=== PROMPT ===
No record may be left out; print them all verbatim.

TASK INPUTS: Begin

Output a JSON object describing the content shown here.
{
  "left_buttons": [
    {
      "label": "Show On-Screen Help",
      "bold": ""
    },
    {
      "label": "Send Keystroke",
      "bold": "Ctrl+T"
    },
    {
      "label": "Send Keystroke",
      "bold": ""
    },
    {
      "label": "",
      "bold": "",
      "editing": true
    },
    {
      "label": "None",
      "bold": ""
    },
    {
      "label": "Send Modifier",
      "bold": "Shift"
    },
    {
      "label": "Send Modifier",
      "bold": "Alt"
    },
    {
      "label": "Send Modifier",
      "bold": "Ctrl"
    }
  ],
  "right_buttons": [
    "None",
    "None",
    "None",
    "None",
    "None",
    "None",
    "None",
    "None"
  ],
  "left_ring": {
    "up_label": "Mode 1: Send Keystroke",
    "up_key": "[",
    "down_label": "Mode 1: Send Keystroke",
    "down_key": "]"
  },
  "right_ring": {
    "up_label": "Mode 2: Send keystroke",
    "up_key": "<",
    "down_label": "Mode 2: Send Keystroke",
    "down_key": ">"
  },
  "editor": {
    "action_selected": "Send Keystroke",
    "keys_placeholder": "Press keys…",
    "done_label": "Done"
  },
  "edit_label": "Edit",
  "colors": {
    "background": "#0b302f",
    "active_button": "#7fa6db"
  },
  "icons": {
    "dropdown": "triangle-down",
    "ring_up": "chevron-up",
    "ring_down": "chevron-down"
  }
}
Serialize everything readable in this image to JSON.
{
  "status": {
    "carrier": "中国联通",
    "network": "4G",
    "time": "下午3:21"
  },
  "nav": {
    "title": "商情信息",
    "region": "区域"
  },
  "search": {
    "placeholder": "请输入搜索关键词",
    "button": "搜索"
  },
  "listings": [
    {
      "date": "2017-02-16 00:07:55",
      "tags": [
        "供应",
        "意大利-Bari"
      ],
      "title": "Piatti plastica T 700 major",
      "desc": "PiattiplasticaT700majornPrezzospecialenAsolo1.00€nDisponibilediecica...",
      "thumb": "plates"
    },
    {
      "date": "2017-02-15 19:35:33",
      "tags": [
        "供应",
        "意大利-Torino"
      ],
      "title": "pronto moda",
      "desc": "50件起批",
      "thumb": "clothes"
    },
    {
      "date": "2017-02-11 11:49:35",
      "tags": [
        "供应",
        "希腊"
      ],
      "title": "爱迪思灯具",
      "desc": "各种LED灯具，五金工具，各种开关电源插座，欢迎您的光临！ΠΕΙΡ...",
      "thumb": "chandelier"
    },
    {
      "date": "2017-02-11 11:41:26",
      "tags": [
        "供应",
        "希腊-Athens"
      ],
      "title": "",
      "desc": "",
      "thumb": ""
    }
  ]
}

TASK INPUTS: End

=== OUTPUT OF THE EXERCISE ===
Output a JSON object describing the content shown here.
{
  "left_buttons": [
    {
      "label": "Show On-Screen Help",
      "bold": ""
    },
    {
      "label": "Send Keystroke",
      "bold": "Ctrl+T"
    },
    {
      "label": "Send Keystroke",
      "bold": ""
    },
    {
      "label": "",
      "bold": "",
      "editing": true
    },
    {
      "label": "None",
      "bold": ""
    },
    {
      "label": "Send Modifier",
      "bold": "Shift"
    },
    {
      "label": "Send Modifier",
      "bold": "Alt"
    },
    {
      "label": "Send Modifier",
      "bold": "Ctrl"
    }
  ],
  "right_buttons": [
    "None",
    "None",
    "None",
    "None",
    "None",
    "None",
    "None",
    "None"
  ],
  "left_ring": {
    "up_label": "Mode 1: Send Keystroke",
    "up_key": "[",
    "down_label": "Mode 1: Send Keystroke",
    "down_key": "]"
  },
  "right_ring": {
    "up_label": "Mode 2: Send keystroke",
    "up_key": "<",
    "down_label": "Mode 2: Send Keystroke",
    "down_key": ">"
  },
  "editor": {
    "action_selected": "Send Keystroke",
    "keys_placeholder": "Press keys…",
    "done_label": "Done"
  },
  "edit_label": "Edit",
  "colors": {
    "background": "#0b302f",
    "active_button": "#7fa6db"
  },
  "icons": {
    "dropdown": "triangle-down",
    "ring_up": "chevron-up",
    "ring_down": "chevron-down"
  }
}
Serialize everything readable in this image to JSON.
{
  "status": {
    "carrier": "中国联通",
    "network": "4G",
    "time": "下午3:21"
  },
  "nav": {
    "title": "商情信息",
    "region": "区域"
  },
  "search": {
    "placeholder": "请输入搜索关键词",
    "button": "搜索"
  },
  "listings": [
    {
      "date": "2017-02-16 00:07:55",
      "tags": [
        "供应",
        "意大利-Bari"
      ],
      "title": "Piatti plastica T 700 major",
      "desc": "PiattiplasticaT700majornPrezzospecialenAsolo1.00€nDisponibilediecica...",
      "thumb": "plates"
    },
    {
      "date": "2017-02-15 19:35:33",
      "tags": [
        "供应",
        "意大利-Torino"
      ],
      "title": "pronto moda",
      "desc": "50件起批",
      "thumb": "clothes"
    },
    {
      "date": "2017-02-11 11:49:35",
      "tags": [
        "供应",
        "希腊"
      ],
      "title": "爱迪思灯具",
      "desc": "各种LED灯具，五金工具，各种开关电源插座，欢迎您的光临！ΠΕΙΡ...",
      "thumb": "chandelier"
    },
    {
      "date": "2017-02-11 11:41:26",
      "tags": [
        "供应",
        "希腊-Athens"
      ],
      "title": "",
      "desc": "",
      "thumb": ""
    }
  ]
}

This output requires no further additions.